I have a different layer for each team’s border. Changing the team name and borders is as easy as hiding one layer and making another one visible. Before this set made it’s debut on my blog, I had made up layers for each of the 30 teams, plus some of the other subsets. Each team’s layer started out as three different layers; the team name on top, a set of generic colored stripes on the bottom, and in between I created an empty layer to play with while I “painted over” the parts of the colored stripes that I didn’t want to show through. When I was satisfied with what I had, I merged the three layers into one, saved the template, and repeated the process when I did the next team.
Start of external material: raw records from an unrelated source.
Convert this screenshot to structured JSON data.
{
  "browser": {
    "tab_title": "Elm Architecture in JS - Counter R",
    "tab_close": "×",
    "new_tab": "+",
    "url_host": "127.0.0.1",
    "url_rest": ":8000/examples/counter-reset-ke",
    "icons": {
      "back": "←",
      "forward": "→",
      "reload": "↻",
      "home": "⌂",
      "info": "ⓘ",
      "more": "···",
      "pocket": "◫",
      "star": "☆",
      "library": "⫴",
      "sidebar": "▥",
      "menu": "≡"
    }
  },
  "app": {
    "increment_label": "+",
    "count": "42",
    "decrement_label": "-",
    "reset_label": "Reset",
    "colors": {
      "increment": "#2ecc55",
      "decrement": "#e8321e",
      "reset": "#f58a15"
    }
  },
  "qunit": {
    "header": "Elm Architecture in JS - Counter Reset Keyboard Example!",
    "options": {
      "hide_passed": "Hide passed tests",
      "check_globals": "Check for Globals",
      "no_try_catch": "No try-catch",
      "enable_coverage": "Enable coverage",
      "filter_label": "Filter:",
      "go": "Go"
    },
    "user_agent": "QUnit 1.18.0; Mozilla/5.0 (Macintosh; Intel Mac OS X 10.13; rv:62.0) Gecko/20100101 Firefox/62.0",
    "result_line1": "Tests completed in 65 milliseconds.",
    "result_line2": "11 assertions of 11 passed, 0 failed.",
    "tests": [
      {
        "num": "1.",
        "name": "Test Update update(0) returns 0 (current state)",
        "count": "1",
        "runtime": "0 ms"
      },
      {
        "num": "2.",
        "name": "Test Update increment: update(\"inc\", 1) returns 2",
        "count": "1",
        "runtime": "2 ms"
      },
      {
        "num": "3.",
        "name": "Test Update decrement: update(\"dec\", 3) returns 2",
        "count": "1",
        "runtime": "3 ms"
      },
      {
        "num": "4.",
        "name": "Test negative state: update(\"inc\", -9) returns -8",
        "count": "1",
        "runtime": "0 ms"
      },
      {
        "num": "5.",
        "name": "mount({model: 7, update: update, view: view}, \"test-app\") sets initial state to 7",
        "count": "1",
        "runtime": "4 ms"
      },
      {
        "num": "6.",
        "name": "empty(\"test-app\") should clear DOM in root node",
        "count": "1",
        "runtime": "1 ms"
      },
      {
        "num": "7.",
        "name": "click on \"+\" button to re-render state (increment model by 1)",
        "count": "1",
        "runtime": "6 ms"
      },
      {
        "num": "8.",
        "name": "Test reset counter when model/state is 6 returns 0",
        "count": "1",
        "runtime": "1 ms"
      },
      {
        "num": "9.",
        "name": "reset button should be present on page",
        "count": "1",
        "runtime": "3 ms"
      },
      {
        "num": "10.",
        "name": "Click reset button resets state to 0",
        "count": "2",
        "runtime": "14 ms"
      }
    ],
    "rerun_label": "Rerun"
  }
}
Here’s another exploded view showing a few team-specific layers.
When I first started doing these sets, my designs were simple enough that I would just modify the team name on the fly. I’ve since discovered that it works a lot better to set up all of the team-specific stuff up front, and then I can pick and choose the ones I want. I’ve also found that, by doing this work up front, I’ve been able to fix some unforeseen issues before I “went live” with the design.
The downside is, of course, that it’s a lot of work up front. It’s OK for me, because I take this stuff a little more seriously than I probably should… and I have no life.
Getting back to the layers, the final layer is the player name and position. Sometimes these get a little tricky because when you change between names like “CLIFF LEE” and “JARROD SALTALAMACCHIA”, sometimes it throws things out of whack, alignment-wise. Because of that, I create a “Guide” layer that I make visible only when I need it; just before I merge all the layers and save the image as a JPEG, I make the Guide layer invisible.
To show you what I’m talking about, I made another version of the Conforto card while leaving the Guide layer visible.
This guide has many extra lines in it because it was used right from the beginning to make sure everything lines up properly; you’ll notice that there are marks up at the top roughly where the team names go, and above the “M” in Mets you can see the very top of a green extension of the vertical stripe. That’s there so I can easily position any new wordmarks I’m adding to the template.
Each time I make a custom, I do the following:
- Paste the image of the player as a new layer at the bottom of the stack
- Resize the image so it fits and I’m happy with the “cropping”.
- Find the layer for the player’s team (or “Highlights”, “All-Stars” or whatever) and make it visible.
- Make the “Guide” layer visible.
- Modify the player name and position, and then align the text using the marks on the Guide.
- Hide the Guide
- Merge all the layers
- Save it as a JPEG.
So, that pretty much covers today’s session of “Custom Card 101”. Again, I wouldn’t be surprised if other people do this entirely differently.
If you have any questions, or would like to know anything else about my custom-making process, please don’t hesitate to ask.